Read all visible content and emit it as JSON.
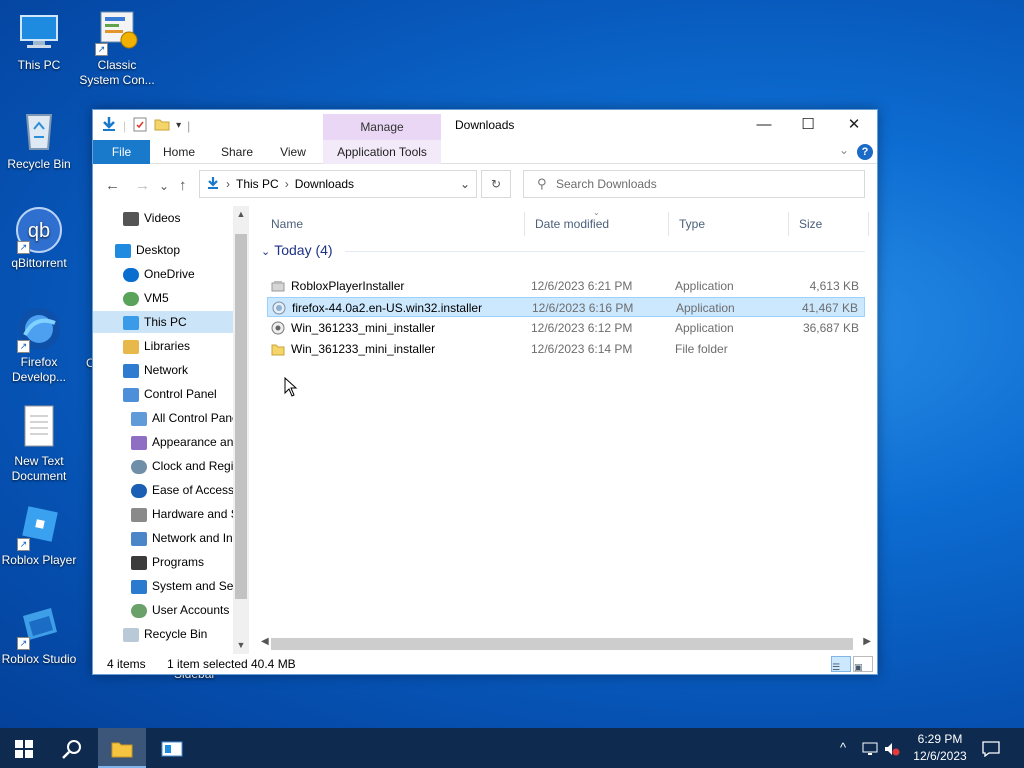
{
  "desktop": {
    "icons": [
      {
        "label": "This PC"
      },
      {
        "label": "Classic System Con..."
      },
      {
        "label": "Recycle Bin"
      },
      {
        "label": "qBittorrent"
      },
      {
        "label": "Firefox Develop..."
      },
      {
        "label": "New Text Document"
      },
      {
        "label": "Roblox Player"
      },
      {
        "label": "Roblox Studio"
      }
    ],
    "partial_label_1": "C",
    "partial_label_2": "Sidebar"
  },
  "window": {
    "title": "Downloads",
    "manage_tab": "Manage",
    "ribbon_tabs": {
      "file": "File",
      "home": "Home",
      "share": "Share",
      "view": "View",
      "app_tools": "Application Tools"
    },
    "address": {
      "crumb1": "This PC",
      "crumb2": "Downloads"
    },
    "search_placeholder": "Search Downloads",
    "nav_pane": [
      {
        "label": "Videos"
      },
      {
        "label": "Desktop"
      },
      {
        "label": "OneDrive"
      },
      {
        "label": "VM5"
      },
      {
        "label": "This PC"
      },
      {
        "label": "Libraries"
      },
      {
        "label": "Network"
      },
      {
        "label": "Control Panel"
      },
      {
        "label": "All Control Panel Items"
      },
      {
        "label": "Appearance and Personalization"
      },
      {
        "label": "Clock and Region"
      },
      {
        "label": "Ease of Access"
      },
      {
        "label": "Hardware and Sound"
      },
      {
        "label": "Network and Internet"
      },
      {
        "label": "Programs"
      },
      {
        "label": "System and Security"
      },
      {
        "label": "User Accounts"
      },
      {
        "label": "Recycle Bin"
      }
    ],
    "columns": {
      "name": "Name",
      "date": "Date modified",
      "type": "Type",
      "size": "Size"
    },
    "group_header": "Today (4)",
    "files": [
      {
        "name": "RobloxPlayerInstaller",
        "date": "12/6/2023 6:21 PM",
        "type": "Application",
        "size": "4,613 KB"
      },
      {
        "name": "firefox-44.0a2.en-US.win32.installer",
        "date": "12/6/2023 6:16 PM",
        "type": "Application",
        "size": "41,467 KB"
      },
      {
        "name": "Win_361233_mini_installer",
        "date": "12/6/2023 6:12 PM",
        "type": "Application",
        "size": "36,687 KB"
      },
      {
        "name": "Win_361233_mini_installer",
        "date": "12/6/2023 6:14 PM",
        "type": "File folder",
        "size": ""
      }
    ],
    "status": {
      "items": "4 items",
      "selected": "1 item selected",
      "size": "40.4 MB"
    }
  },
  "taskbar": {
    "time": "6:29 PM",
    "date": "12/6/2023"
  },
  "colors": {
    "accent": "#1979ca",
    "selection": "#cce8ff",
    "taskbar": "#0e2a4f"
  }
}
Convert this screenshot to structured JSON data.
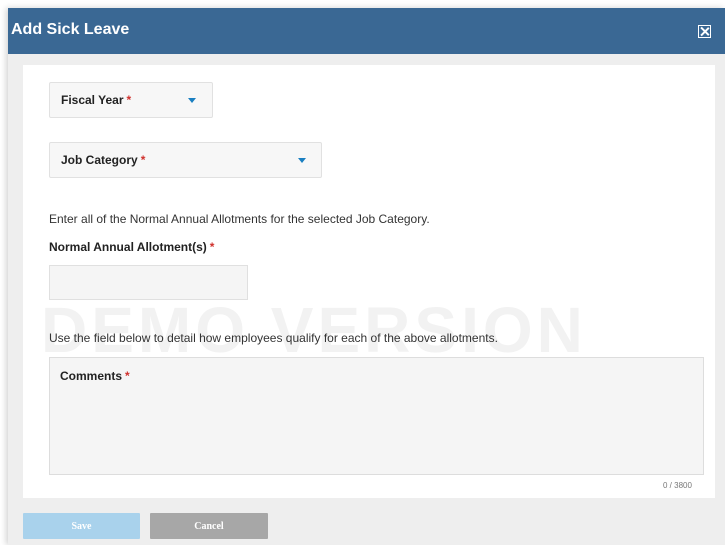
{
  "dialog": {
    "title": "Add Sick Leave",
    "close_icon": "close-x-icon"
  },
  "form": {
    "fiscal_year": {
      "label": "Fiscal Year",
      "required_mark": "*",
      "value": ""
    },
    "job_category": {
      "label": "Job Category",
      "required_mark": "*",
      "value": ""
    },
    "allotment_instructions": "Enter all of the Normal Annual Allotments for the selected Job Category.",
    "allotment_label": "Normal Annual Allotment(s)",
    "allotment_required_mark": "*",
    "watermark": "DEMO VERSION",
    "comments_instructions": "Use the field below to detail how employees qualify for each of the above allotments.",
    "comments_label": "Comments",
    "comments_required_mark": "*",
    "char_counter": "0 / 3800"
  },
  "actions": {
    "save_label": "Save",
    "cancel_label": "Cancel"
  },
  "colors": {
    "header": "#3a6894",
    "required": "#d0312d",
    "caret": "#1a7fc1",
    "save_button": "#a9d2ec",
    "cancel_button": "#a7a7a7"
  }
}
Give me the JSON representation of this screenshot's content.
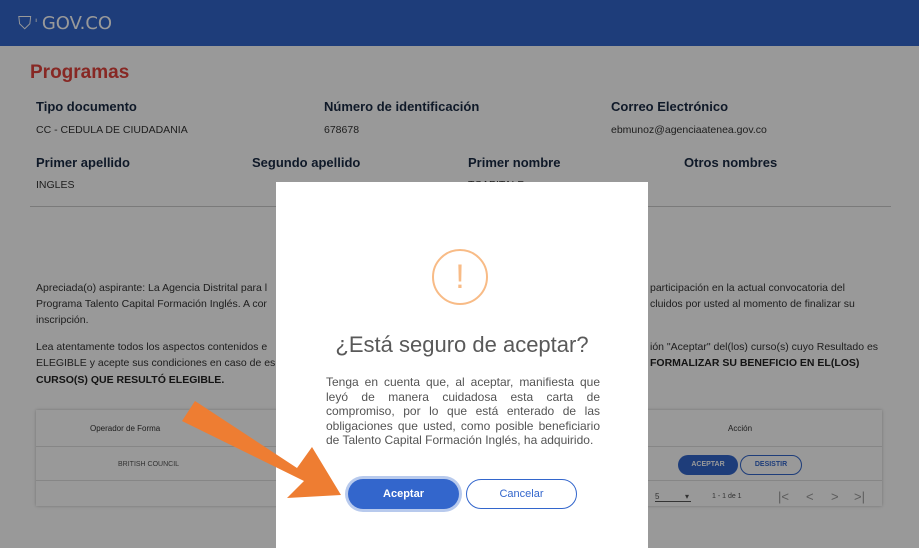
{
  "header": {
    "logo_text": "GOV.CO",
    "brand_color": "#3366cc"
  },
  "page": {
    "title": "Programas",
    "title_color": "#e1443d"
  },
  "profile": {
    "tipo_documento_label": "Tipo documento",
    "tipo_documento_value": "CC - CEDULA DE CIUDADANIA",
    "numero_label": "Número de identificación",
    "numero_value": "678678",
    "correo_label": "Correo Electrónico",
    "correo_value": "ebmunoz@agenciaatenea.gov.co",
    "primer_apellido_label": "Primer apellido",
    "primer_apellido_value": "INGLES",
    "segundo_apellido_label": "Segundo apellido",
    "primer_nombre_label": "Primer nombre",
    "primer_nombre_value": "TCAPITALF",
    "otros_nombres_label": "Otros nombres"
  },
  "body_text": {
    "p1_l1_left": "Apreciada(o) aspirante: La Agencia Distrital para l",
    "p1_l1_right": "participación en la actual convocatoria del",
    "p1_l2_left": "Programa Talento Capital Formación Inglés. A cor",
    "p1_l2_right": "cluidos por usted al momento de finalizar su",
    "p1_l3": "inscripción.",
    "p2_l1_left": "Lea atentamente todos los aspectos contenidos e",
    "p2_l1_right": "ión \"Aceptar\" del(los) curso(s) cuyo Resultado es",
    "p2_l2_left": "ELEGIBLE y acepte sus condiciones en caso de es",
    "p2_l2_right": "FORMALIZAR SU BENEFICIO EN EL(LOS)",
    "p2_l3": "CURSO(S) QUE RESULTÓ ELEGIBLE."
  },
  "table": {
    "col_operador": "Operador de Forma",
    "col_accion": "Acción",
    "row_operador": "BRITISH COUNCIL",
    "btn_aceptar": "ACEPTAR",
    "btn_desistir": "DESISTIR",
    "page_size": "5",
    "range": "1 - 1 de 1"
  },
  "modal": {
    "icon": "!",
    "title": "¿Está seguro de aceptar?",
    "body": "Tenga en cuenta que, al aceptar, manifiesta que leyó de manera cuidadosa esta carta de compromiso, por lo que está enterado de las obligaciones que usted, como posible beneficiario de Talento Capital Formación Inglés, ha adquirido.",
    "accept_label": "Aceptar",
    "cancel_label": "Cancelar"
  },
  "annotation": {
    "arrow_color": "#ee7d32"
  }
}
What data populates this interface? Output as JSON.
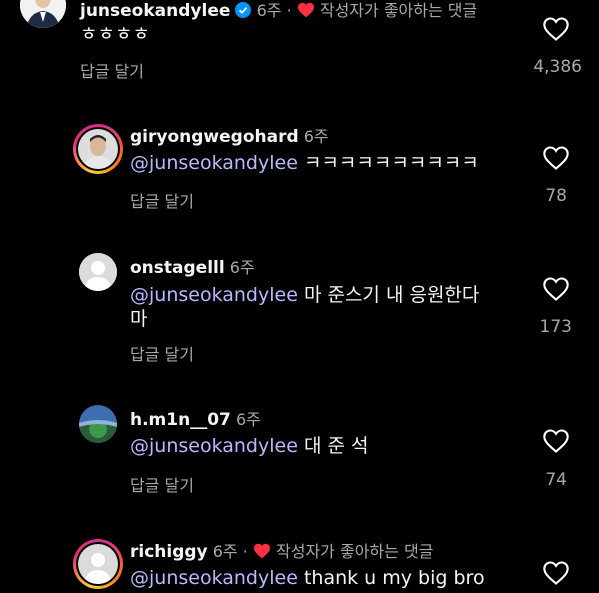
{
  "comments": [
    {
      "username": "junseokandylee",
      "time": "6주",
      "separator": "·",
      "author_liked": "작성자가 좋아하는 댓글",
      "mention": "",
      "text": "ㅎㅎㅎㅎ",
      "reply_label": "답글 달기",
      "likes": "4,386"
    },
    {
      "username": "giryongwegohard",
      "time": "6주",
      "mention": "@junseokandylee",
      "text": "ㅋㅋㅋㅋㅋㅋㅋㅋㅋㅋ",
      "reply_label": "답글 달기",
      "likes": "78"
    },
    {
      "username": "onstagelll",
      "time": "6주",
      "mention": "@junseokandylee",
      "text": "마 준스기 내 응원한다",
      "text_line2": "마",
      "reply_label": "답글 달기",
      "likes": "173"
    },
    {
      "username": "h.m1n__07",
      "time": "6주",
      "mention": "@junseokandylee",
      "text": "대 준 석",
      "reply_label": "답글 달기",
      "likes": "74"
    },
    {
      "username": "richiggy",
      "time": "6주",
      "separator": "·",
      "author_liked": "작성자가 좋아하는 댓글",
      "mention": "@junseokandylee",
      "text": "thank u my big bro"
    }
  ],
  "colors": {
    "background": "#000000",
    "mention": "#b9b8ff",
    "muted": "#a8a8a8",
    "like_red": "#ff3040",
    "verified": "#0095f6"
  }
}
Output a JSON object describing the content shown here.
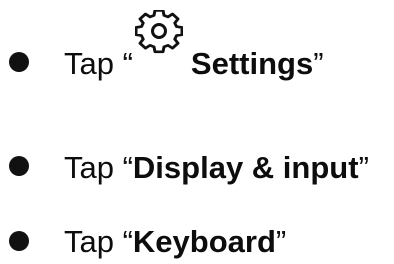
{
  "steps": [
    {
      "prefix": "Tap “",
      "icon": "settings-gear-icon",
      "emphasis": "Settings",
      "suffix": "”"
    },
    {
      "prefix": "Tap “",
      "emphasis": "Display & input",
      "suffix": "”"
    },
    {
      "prefix": "Tap “",
      "emphasis": "Keyboard",
      "suffix": "”"
    }
  ]
}
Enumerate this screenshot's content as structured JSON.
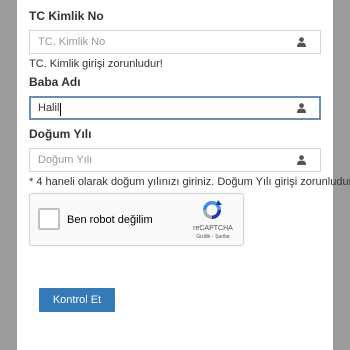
{
  "form": {
    "tc": {
      "label": "TC Kimlik No",
      "placeholder": "TC. Kimlik No",
      "value": "",
      "hint": "TC. Kimlik girişi zorunludur!"
    },
    "father": {
      "label": "Baba Adı",
      "placeholder": "",
      "value": "Halil"
    },
    "birth": {
      "label": "Doğum Yılı",
      "placeholder": "Doğum Yılı",
      "value": "",
      "hint": "* 4 haneli olarak doğum yılınızı giriniz. Doğum Yılı girişi zorunludur!"
    },
    "recaptcha": {
      "checkbox_label": "Ben robot değilim",
      "brand": "reCAPTCHA",
      "terms": "Gizlilik - Şartlar"
    },
    "submit_label": "Kontrol Et"
  },
  "icons": {
    "field_icon": "user-icon",
    "recaptcha_logo": "recaptcha-logo-icon"
  },
  "colors": {
    "button": "#337ab7",
    "focus_border": "#6a8fb3",
    "backdrop": "#9b9b9b"
  }
}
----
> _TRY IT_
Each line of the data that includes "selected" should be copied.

> _RESPONSE FOR THIS EXERCISE_
      "selected": "1 item selected",
    "allotment_instructions": "Enter all of the Normal Annual Allotments for the selected Job Category.",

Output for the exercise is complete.